The chief purpose of the European Union's Dublin Regulation—adopted as the first element of the new Common European Asylum System (CEAS) in 2003 and recast in 2013—is to act as a mechanism that swiftly assigns responsibility for processing an individual asylum application to a single Member State. It seeks to ensure quick access to protection for those in need while discouraging abuses of the system by those who would "shop" for the Member State with the most favorable asylum practices or reception conditions. As long as separate national asylum systems exist within a European area without internal border controls, Dublin—or a mechanism like it—will remain a necessary element of any European approach to asylum.

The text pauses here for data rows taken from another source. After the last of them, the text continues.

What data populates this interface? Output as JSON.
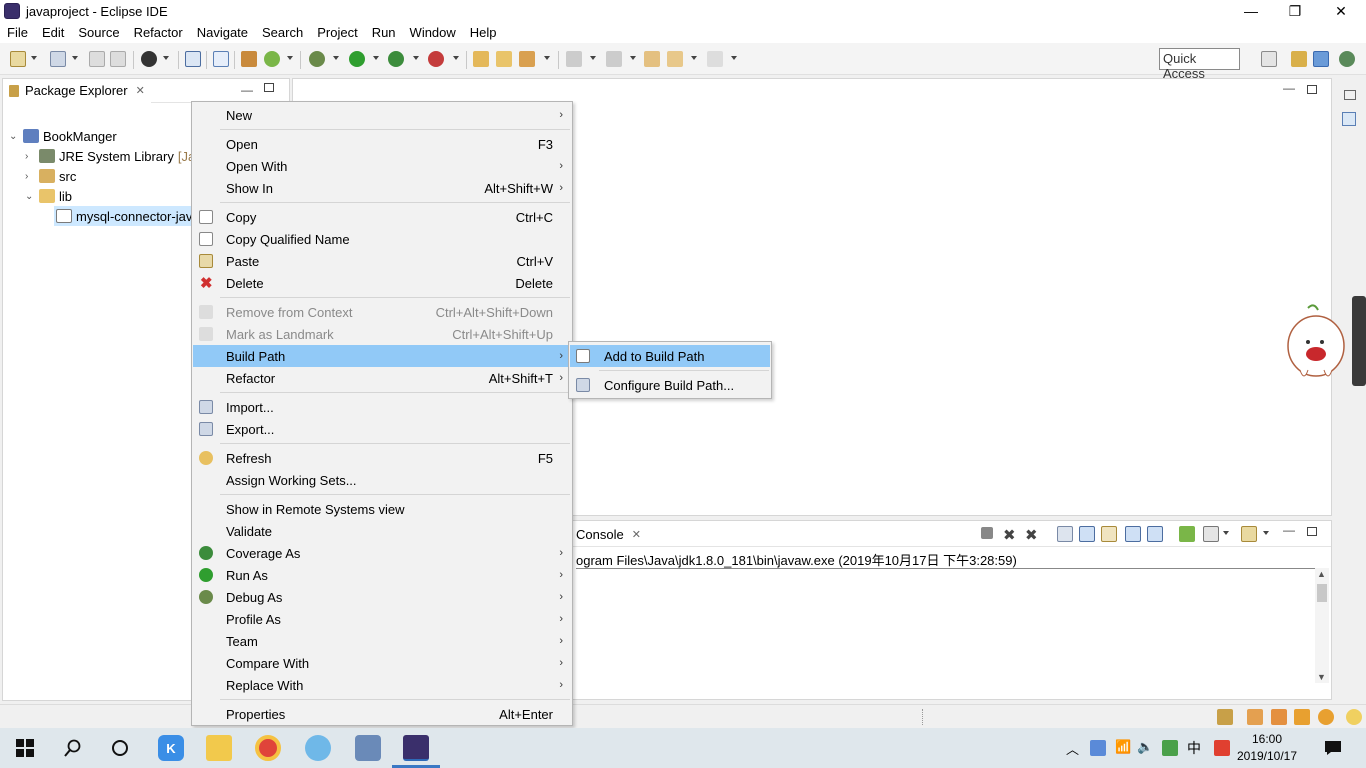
{
  "window": {
    "title": "javaproject - Eclipse IDE",
    "min": "—",
    "restore": "❐",
    "close": "✕"
  },
  "menubar": [
    "File",
    "Edit",
    "Source",
    "Refactor",
    "Navigate",
    "Search",
    "Project",
    "Run",
    "Window",
    "Help"
  ],
  "toolbar": {
    "quick_access": "Quick Access"
  },
  "package_explorer": {
    "tab_label": "Package Explorer",
    "tree": [
      {
        "label": "BookManger",
        "twisty": "⌄"
      },
      {
        "label": "JRE System Library",
        "suffix": "[Ja",
        "twisty": "›"
      },
      {
        "label": "src",
        "twisty": "›"
      },
      {
        "label": "lib",
        "twisty": "⌄"
      },
      {
        "label": "mysql-connector-jav"
      }
    ]
  },
  "console": {
    "tab_label": "Console",
    "path_text": "ogram Files\\Java\\jdk1.8.0_181\\bin\\javaw.exe (2019年10月17日 下午3:28:59)"
  },
  "context_menu": {
    "items": [
      {
        "label": "New",
        "submenu": true
      },
      {
        "label": "Open",
        "shortcut": "F3"
      },
      {
        "label": "Open With",
        "submenu": true
      },
      {
        "label": "Show In",
        "shortcut": "Alt+Shift+W",
        "submenu": true
      },
      {
        "label": "Copy",
        "shortcut": "Ctrl+C"
      },
      {
        "label": "Copy Qualified Name"
      },
      {
        "label": "Paste",
        "shortcut": "Ctrl+V"
      },
      {
        "label": "Delete",
        "shortcut": "Delete"
      },
      {
        "label": "Remove from Context",
        "shortcut": "Ctrl+Alt+Shift+Down",
        "disabled": true
      },
      {
        "label": "Mark as Landmark",
        "shortcut": "Ctrl+Alt+Shift+Up",
        "disabled": true
      },
      {
        "label": "Build Path",
        "submenu": true,
        "highlighted": true
      },
      {
        "label": "Refactor",
        "shortcut": "Alt+Shift+T",
        "submenu": true
      },
      {
        "label": "Import..."
      },
      {
        "label": "Export..."
      },
      {
        "label": "Refresh",
        "shortcut": "F5"
      },
      {
        "label": "Assign Working Sets..."
      },
      {
        "label": "Show in Remote Systems view"
      },
      {
        "label": "Validate"
      },
      {
        "label": "Coverage As",
        "submenu": true
      },
      {
        "label": "Run As",
        "submenu": true
      },
      {
        "label": "Debug As",
        "submenu": true
      },
      {
        "label": "Profile As",
        "submenu": true
      },
      {
        "label": "Team",
        "submenu": true
      },
      {
        "label": "Compare With",
        "submenu": true
      },
      {
        "label": "Replace With",
        "submenu": true
      },
      {
        "label": "Properties",
        "shortcut": "Alt+Enter"
      }
    ],
    "submenu_arrow": "›"
  },
  "build_path_submenu": {
    "items": [
      {
        "label": "Add to Build Path",
        "highlighted": true
      },
      {
        "label": "Configure Build Path..."
      }
    ]
  },
  "taskbar": {
    "clock_time": "16:00",
    "clock_date": "2019/10/17",
    "ime": "中"
  },
  "colors": {
    "menu_highlight": "#91c9f7",
    "selection": "#cde8ff",
    "taskbar": "#dfe7ec"
  }
}
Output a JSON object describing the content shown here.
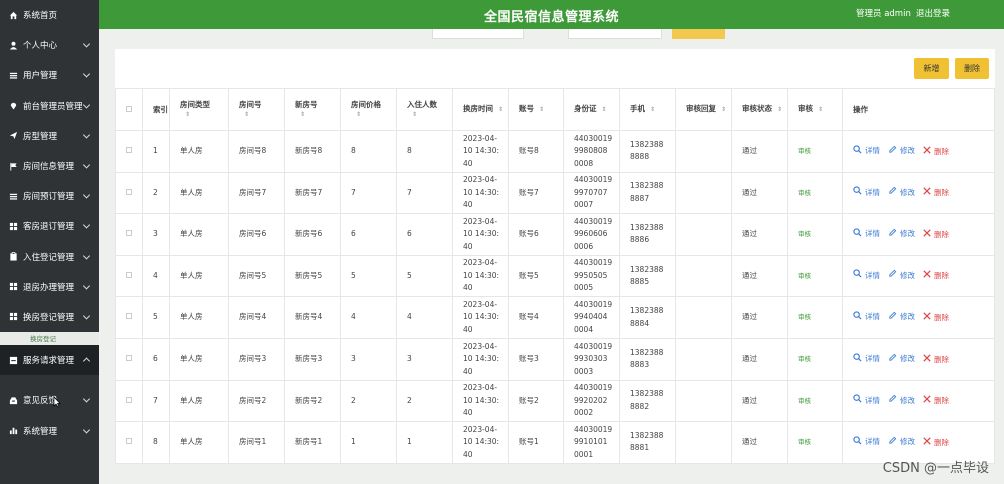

However, as implemented, the Dublin system is largely failing to achieve its two primary goals. Low effective transfer rates and a persistently high incidence of secondary movement among asylum seekers have undermined the efficiency of the Dublin system. In addition, asylum advocates have criticized Dublin for procedural delays in the evaluation of protection claims, which may disrupt family unity and put vulnerable individuals at risk. Crucially, the regulation does not recognize or address the main factor underlying the Dublin system's problems: despite the harmonization efforts of the CEAS, essential differences remain in the asylum procedures, reception conditions, and integration capacity of EU Member States. These differences invalidate Dublin's core assumption that asylum applicants will receive equal consideration and treatment regardless of where they submit their claims.
This report examines the key criticisms of the Dublin system as it stands now, with special attention to those that address the efficient operation of the European asylum system and the ability of applicants to quickly access asylum procedures and protection. The report then evaluates the potential of the recently adopted recast of the Regulation (Dublin III), and concludes by recommending several topics for consideration during the European Commission’s scheduled 2016 review of the Dublin system.
II. Back to the Basics: Dublin's Founding Principles
The Necessity of the Dublin System
III. Not Measuring Up: Evaluating the Efficiency of the Dublin System
A. An Uneven Burden
B. Actual Transfer Rates Are Low
C. Member States Often Exchange Similar Numbers of Requests
D. Secondary Movement and 'Asylum Shopping' Remain Issues
IV. Dublin's Unintended Consequences: Access to Protection and Other Impacts
A. Disruption of Family Unity and Risks to Vulnerable Individuals
B. Delayed Access to Asylum Procedures
D. Access to Protection after Transfer
E. Other Risks
V. Where To From Here?
A. Evaluating the Promise of Dublin III
B. A Rocky Road Ahead
VI. Conclusions and Recommendations